As noted in The Spin yesterday, the NRCC has identified several dozen Democratic-held House seats believed to be ripe, after narrow victories last year, for a possible Republican victory in 2022. The list includes three seats in Illinois held by 6th District U.S. Rep. Sean Casten, of Downers Grove, 14th District U.S. Rep. Lauren Underwood, of Naperville, and 17th District U.S. Rep. Cheri Bustos, of East Moline.
CPS schools reopen, again, with celebration and contention, as alderman calls CTU fight a ‘hostage takeover of our children’
Chicago Public Schools students began returning to the classrooms amid the pandemic, the result of a hard-fought deal between CPS, which is controlled by the mayor, and the Chicago Teachers Union. But the tension between the CTU and City Hall continues,
As my Tribune colleagues wrote this morning: “Appearing at a news conference with Mayor Lori Lightfoot and CPS CEO Janice Jackson on Thursday morning to celebrate the reopening of school at Brown Elementary on the Near West Side, Ald. Walter Burnett Jr., 27th, offered his own description of that struggle.”
“It gives me a great pleasure and honor to be here now that we are done with our hostage takeover of our children here in the city of Chicago,” Burnett said.
On Twitter, the union responded to the alderman’s quote. “We hope @AldermanBurnett isn’t suggesting that teachers ... and other rank-and-file educators demanding safety in a pandemic are terrorists.” Read the full story here.
Other city news — Lightfoot: Mercy Hospital bankruptcy ‘tragedy’ for city. Read the Tribune story here.
Chicago’s government watchdog highlights failures by the city to monitor and enforce its recycling program for bigger buildings: Inspector General Joe Ferguson testified about the noncompliance citywide during a joint City Council committee hearing. Downtown Ald. Brendan Reilly said if the city is serious about boosting participation, more inspectors will have to be hired. Read more here.
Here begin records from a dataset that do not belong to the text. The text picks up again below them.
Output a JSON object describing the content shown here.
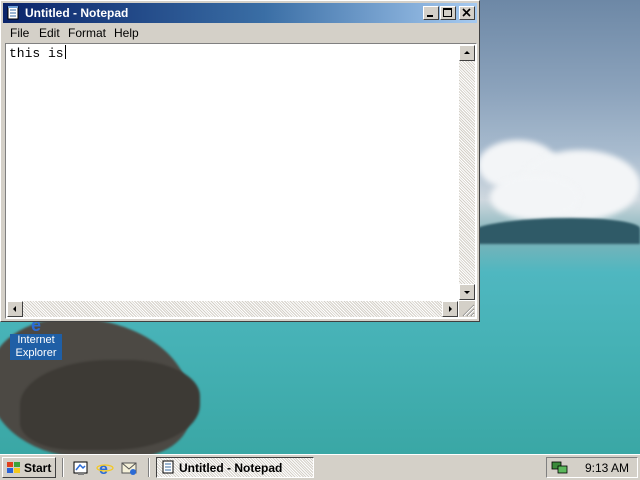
{
  "window": {
    "title": "Untitled - Notepad",
    "menu": [
      {
        "label": "File"
      },
      {
        "label": "Edit"
      },
      {
        "label": "Format"
      },
      {
        "label": "Help"
      }
    ],
    "content": "this is"
  },
  "desktop": {
    "icons": [
      {
        "label": "Internet Explorer",
        "icon": "internet-explorer-icon"
      }
    ]
  },
  "taskbar": {
    "start_label": "Start",
    "quick_launch": [
      "show-desktop-icon",
      "internet-explorer-icon",
      "outlook-express-icon"
    ],
    "tasks": [
      {
        "label": "Untitled - Notepad",
        "active": true
      }
    ],
    "clock": "9:13 AM"
  },
  "colors": {
    "titlebar_start": "#0a246a",
    "titlebar_end": "#a6caf0",
    "face": "#d4d0c8"
  }
}
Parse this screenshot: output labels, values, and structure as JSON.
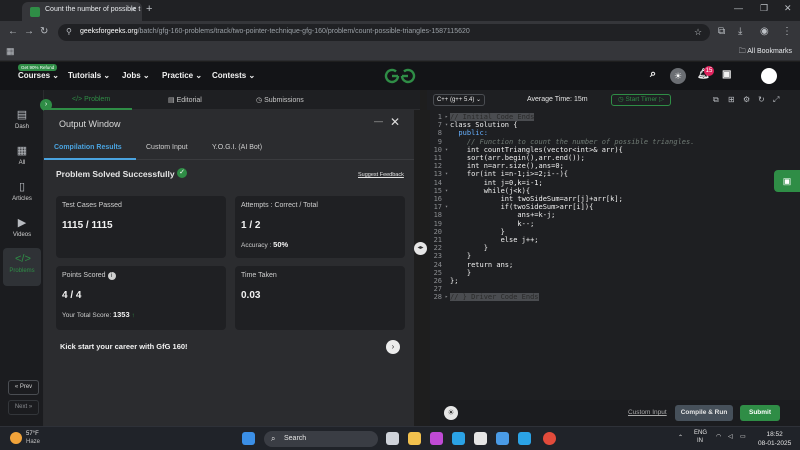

Seeing green? In a December report, Ferguson laid out enforcement. He noted that the Chicago Department of Streets and Sanitation is supposed to give any building not in compliance 30 days’ warning, WMAQ-Ch. 5 reported at the time. After that, Streets and Sanitation is supposed to issue fines ranging from $500 to $5,000 daily.
Thanks for reading The Spin, the Tribune’s politics newsletter. Sign up here to have it delivered to your inbox weekday afternoons. Have a tip? Email host Lisa Donovan at email@example.com.